§ Instructions for the task
Which lines of the data below contain "this"? Please show them all.
━━━ Records shown
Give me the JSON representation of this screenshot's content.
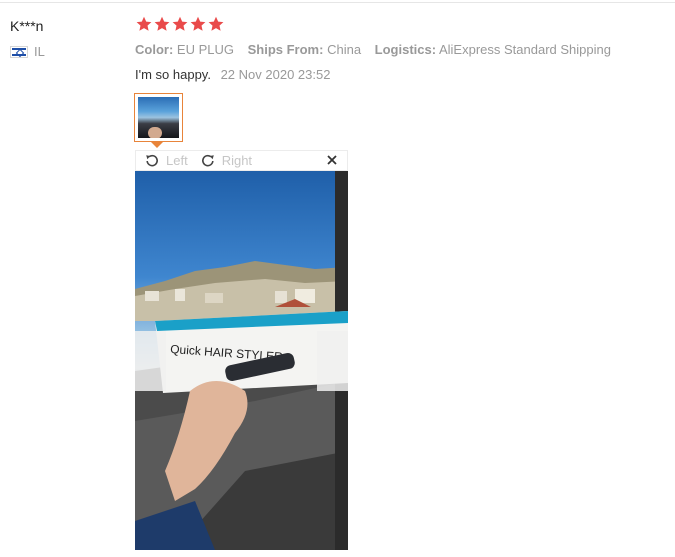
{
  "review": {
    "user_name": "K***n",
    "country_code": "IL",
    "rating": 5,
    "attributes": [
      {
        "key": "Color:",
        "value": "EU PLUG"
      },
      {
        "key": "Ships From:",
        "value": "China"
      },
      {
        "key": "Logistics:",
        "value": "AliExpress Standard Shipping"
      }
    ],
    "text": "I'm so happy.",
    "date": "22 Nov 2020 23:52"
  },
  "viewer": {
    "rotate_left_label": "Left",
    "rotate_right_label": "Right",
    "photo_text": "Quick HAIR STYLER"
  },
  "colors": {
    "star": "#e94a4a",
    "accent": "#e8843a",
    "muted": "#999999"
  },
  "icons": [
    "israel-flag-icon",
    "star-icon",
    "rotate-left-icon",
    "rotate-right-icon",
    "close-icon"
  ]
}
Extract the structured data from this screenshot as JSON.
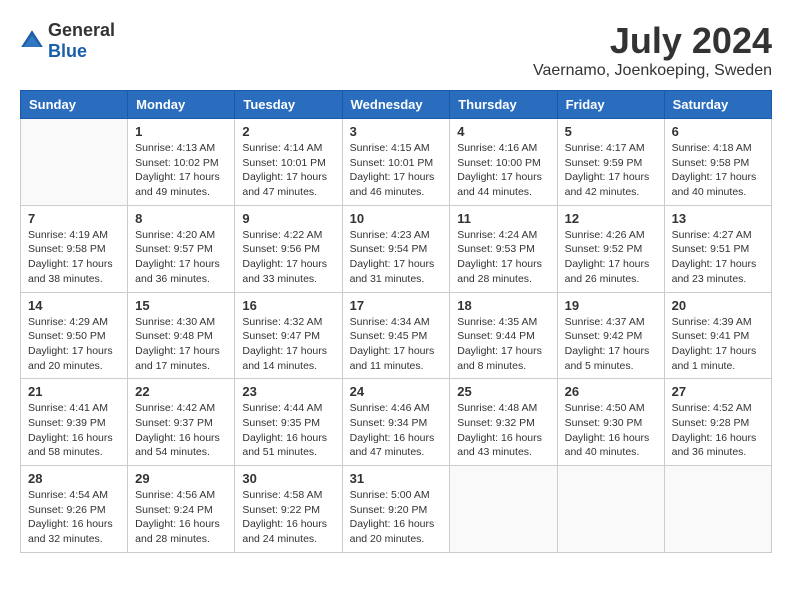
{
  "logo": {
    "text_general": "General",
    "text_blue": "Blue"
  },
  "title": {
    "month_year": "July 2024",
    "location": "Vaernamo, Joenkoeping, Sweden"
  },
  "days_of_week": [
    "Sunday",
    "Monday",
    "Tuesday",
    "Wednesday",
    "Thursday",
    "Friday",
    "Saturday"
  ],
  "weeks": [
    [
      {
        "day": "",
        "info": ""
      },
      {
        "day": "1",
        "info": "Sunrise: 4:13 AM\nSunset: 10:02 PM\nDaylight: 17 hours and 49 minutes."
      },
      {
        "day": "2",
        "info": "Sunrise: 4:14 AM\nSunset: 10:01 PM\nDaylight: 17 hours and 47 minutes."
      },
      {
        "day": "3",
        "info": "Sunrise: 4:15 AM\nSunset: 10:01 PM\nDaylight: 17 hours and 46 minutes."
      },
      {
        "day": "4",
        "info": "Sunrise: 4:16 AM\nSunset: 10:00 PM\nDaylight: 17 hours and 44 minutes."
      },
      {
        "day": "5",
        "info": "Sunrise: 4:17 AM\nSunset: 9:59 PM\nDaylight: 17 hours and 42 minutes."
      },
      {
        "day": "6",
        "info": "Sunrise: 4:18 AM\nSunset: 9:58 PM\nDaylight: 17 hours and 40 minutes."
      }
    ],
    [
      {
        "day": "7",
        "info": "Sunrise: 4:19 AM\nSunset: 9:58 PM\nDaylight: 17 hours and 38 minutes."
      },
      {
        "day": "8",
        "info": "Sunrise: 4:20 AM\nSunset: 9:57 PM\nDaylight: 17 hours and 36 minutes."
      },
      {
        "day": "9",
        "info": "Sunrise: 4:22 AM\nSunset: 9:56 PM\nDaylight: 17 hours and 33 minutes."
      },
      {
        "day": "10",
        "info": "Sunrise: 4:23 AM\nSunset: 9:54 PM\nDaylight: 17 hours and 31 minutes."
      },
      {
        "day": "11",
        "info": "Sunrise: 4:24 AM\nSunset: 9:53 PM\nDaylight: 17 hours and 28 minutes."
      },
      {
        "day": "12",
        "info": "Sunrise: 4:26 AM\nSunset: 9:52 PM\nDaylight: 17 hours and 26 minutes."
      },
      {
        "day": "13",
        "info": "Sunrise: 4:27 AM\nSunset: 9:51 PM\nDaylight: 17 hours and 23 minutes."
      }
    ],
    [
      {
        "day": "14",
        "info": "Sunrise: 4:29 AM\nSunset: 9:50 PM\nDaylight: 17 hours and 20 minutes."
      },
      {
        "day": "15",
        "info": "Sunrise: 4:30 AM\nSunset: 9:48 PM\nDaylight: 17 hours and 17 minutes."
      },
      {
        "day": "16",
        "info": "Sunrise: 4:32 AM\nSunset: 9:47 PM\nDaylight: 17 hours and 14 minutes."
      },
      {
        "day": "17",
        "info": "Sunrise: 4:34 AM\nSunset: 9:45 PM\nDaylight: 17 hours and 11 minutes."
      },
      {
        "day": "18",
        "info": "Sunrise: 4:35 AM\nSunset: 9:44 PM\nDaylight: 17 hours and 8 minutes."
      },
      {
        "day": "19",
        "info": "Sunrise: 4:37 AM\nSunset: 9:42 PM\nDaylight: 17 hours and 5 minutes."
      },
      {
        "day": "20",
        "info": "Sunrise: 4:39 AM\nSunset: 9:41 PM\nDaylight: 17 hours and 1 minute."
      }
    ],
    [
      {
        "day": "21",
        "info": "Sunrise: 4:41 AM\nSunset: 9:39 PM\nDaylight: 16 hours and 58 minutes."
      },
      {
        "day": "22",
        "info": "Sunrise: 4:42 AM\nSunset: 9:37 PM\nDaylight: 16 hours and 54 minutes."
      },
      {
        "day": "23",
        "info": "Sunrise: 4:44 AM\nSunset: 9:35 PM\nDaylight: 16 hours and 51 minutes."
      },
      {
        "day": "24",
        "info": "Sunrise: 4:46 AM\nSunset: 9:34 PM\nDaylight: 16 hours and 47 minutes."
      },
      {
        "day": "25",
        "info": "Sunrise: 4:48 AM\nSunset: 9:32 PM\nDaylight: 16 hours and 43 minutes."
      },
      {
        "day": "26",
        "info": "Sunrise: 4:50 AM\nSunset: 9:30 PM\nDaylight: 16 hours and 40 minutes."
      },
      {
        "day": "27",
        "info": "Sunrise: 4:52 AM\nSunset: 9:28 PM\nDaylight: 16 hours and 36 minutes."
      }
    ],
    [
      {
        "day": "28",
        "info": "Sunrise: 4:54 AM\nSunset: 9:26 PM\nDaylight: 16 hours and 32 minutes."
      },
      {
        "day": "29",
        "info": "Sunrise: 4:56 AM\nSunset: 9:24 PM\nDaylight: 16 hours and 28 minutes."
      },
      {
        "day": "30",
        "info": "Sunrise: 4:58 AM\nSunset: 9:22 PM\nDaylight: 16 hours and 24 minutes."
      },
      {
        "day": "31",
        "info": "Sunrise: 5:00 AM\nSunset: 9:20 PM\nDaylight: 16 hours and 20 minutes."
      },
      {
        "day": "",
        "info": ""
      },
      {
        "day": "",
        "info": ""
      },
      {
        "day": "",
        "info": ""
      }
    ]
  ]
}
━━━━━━
§ Exercise response
Give me the JSON representation of this screenshot's content.
Extract the structured data from this screenshot as JSON.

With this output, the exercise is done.